[Excerpts from an interface dataset]
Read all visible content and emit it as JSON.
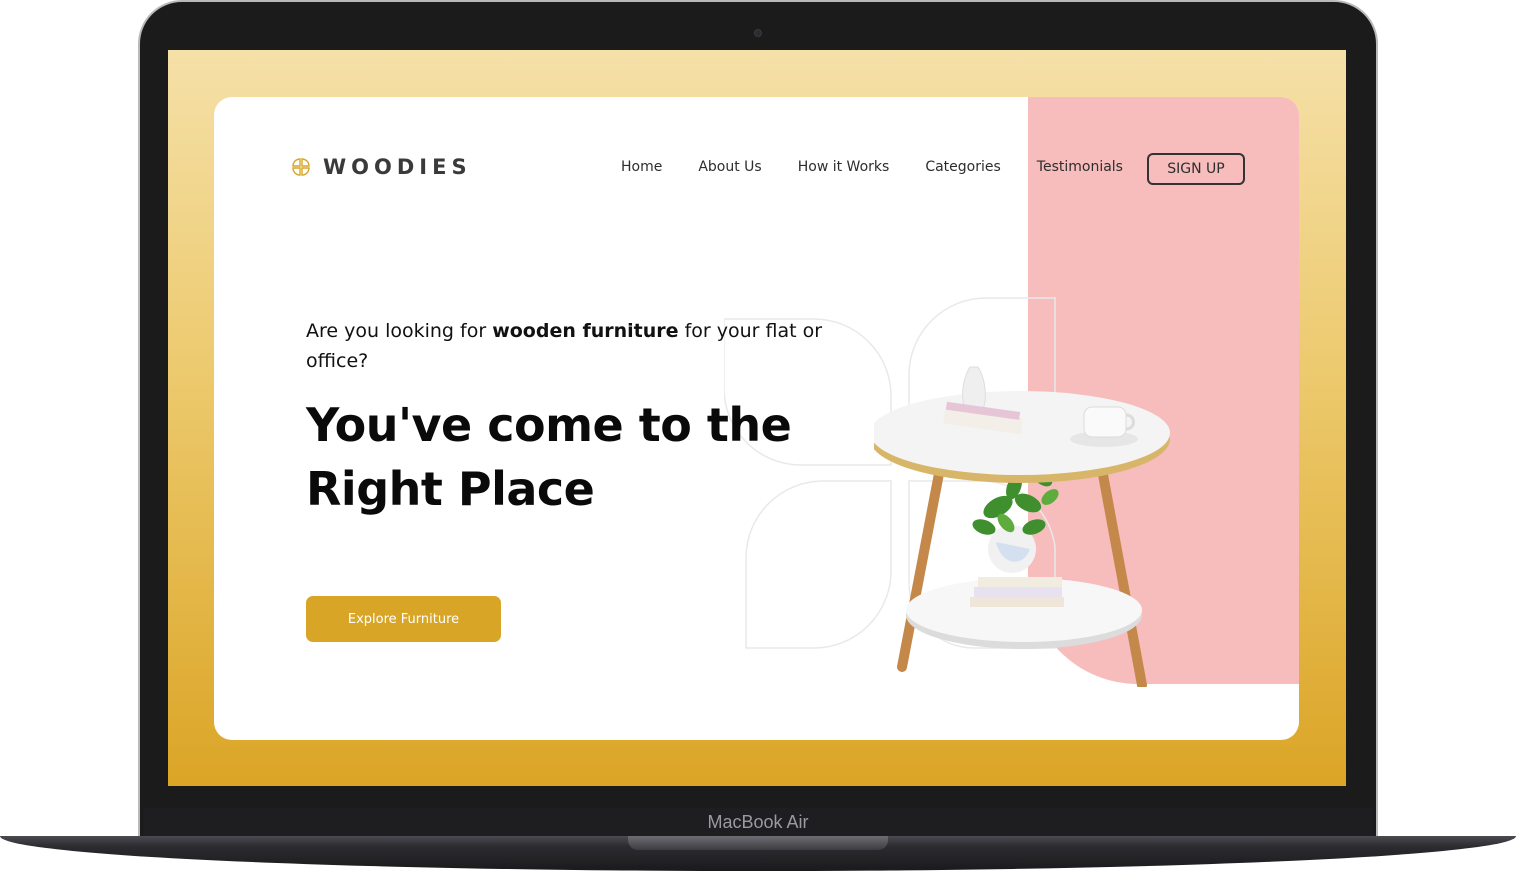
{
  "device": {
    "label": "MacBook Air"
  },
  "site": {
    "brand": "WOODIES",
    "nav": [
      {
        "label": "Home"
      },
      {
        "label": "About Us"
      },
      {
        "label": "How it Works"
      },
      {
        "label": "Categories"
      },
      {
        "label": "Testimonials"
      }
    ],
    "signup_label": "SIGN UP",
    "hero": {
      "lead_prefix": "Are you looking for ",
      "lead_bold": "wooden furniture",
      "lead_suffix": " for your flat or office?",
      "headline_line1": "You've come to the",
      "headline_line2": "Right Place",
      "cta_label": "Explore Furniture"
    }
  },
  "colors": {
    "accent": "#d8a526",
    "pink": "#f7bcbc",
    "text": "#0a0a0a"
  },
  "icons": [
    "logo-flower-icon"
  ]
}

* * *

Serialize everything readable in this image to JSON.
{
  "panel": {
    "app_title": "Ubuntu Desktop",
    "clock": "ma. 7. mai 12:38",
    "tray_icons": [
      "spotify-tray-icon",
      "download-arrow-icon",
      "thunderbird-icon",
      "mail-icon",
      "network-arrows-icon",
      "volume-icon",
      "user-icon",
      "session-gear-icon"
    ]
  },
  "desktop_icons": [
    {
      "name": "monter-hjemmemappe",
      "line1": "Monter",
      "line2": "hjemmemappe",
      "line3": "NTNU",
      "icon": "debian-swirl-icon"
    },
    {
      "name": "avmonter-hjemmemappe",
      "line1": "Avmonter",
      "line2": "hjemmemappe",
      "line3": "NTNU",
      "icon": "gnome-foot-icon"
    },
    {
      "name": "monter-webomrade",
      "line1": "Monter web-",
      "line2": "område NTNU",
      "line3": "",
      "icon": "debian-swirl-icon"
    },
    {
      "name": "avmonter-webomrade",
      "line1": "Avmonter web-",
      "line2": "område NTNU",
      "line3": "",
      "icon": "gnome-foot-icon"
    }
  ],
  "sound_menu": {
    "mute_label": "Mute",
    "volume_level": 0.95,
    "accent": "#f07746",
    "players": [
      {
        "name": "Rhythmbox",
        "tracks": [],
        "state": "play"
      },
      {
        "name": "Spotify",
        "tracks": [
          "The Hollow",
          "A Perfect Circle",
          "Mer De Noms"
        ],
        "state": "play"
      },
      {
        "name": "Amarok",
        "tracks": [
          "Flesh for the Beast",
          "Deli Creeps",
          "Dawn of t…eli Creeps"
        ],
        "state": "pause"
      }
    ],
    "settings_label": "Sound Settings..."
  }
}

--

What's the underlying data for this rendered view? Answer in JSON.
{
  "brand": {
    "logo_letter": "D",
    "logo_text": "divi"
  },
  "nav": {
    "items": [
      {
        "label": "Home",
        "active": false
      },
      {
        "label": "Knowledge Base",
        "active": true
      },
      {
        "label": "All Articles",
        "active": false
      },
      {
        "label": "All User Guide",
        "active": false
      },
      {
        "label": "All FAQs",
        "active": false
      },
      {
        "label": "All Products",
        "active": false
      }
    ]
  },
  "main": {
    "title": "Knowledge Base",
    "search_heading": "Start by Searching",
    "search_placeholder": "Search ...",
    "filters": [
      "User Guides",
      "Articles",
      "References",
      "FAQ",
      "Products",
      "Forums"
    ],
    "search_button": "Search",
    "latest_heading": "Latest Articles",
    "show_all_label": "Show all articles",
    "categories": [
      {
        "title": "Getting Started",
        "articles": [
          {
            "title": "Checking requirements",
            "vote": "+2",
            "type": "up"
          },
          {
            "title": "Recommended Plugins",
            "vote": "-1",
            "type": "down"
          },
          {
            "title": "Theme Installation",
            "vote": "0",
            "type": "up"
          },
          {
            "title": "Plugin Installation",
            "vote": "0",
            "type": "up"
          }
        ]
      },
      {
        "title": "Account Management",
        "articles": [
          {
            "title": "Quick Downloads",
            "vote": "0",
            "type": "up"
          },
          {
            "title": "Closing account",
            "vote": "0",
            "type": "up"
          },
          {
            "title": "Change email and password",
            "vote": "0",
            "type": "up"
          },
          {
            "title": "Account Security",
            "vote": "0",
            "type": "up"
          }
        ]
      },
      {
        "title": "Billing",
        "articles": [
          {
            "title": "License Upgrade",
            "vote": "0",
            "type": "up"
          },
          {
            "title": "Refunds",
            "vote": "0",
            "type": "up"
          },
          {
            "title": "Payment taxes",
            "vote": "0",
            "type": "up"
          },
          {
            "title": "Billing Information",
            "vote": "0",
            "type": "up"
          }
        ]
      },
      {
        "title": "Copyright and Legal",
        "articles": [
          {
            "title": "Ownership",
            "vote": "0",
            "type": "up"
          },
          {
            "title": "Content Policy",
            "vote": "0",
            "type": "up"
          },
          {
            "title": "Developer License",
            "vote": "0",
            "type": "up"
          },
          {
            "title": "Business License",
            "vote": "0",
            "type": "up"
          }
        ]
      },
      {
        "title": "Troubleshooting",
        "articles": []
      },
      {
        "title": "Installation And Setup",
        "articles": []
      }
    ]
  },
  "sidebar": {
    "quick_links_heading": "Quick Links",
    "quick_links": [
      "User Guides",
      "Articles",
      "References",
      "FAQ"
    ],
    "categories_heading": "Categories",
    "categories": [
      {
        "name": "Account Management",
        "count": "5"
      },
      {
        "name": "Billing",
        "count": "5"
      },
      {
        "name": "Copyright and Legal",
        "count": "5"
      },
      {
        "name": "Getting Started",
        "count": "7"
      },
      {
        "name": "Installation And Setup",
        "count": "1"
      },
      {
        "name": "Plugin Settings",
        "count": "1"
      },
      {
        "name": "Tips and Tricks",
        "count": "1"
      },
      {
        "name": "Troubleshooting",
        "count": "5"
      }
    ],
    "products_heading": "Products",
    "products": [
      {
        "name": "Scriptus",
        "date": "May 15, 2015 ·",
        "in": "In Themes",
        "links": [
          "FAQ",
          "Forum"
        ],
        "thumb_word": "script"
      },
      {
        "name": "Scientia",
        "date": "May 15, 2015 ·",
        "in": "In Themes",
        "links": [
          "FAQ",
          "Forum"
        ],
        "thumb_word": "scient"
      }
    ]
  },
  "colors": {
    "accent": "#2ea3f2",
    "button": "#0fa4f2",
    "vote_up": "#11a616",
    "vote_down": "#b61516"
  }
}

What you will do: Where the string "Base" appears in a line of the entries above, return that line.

Answer section:
        "label": "Knowledge Base",
    "title": "Knowledge Base",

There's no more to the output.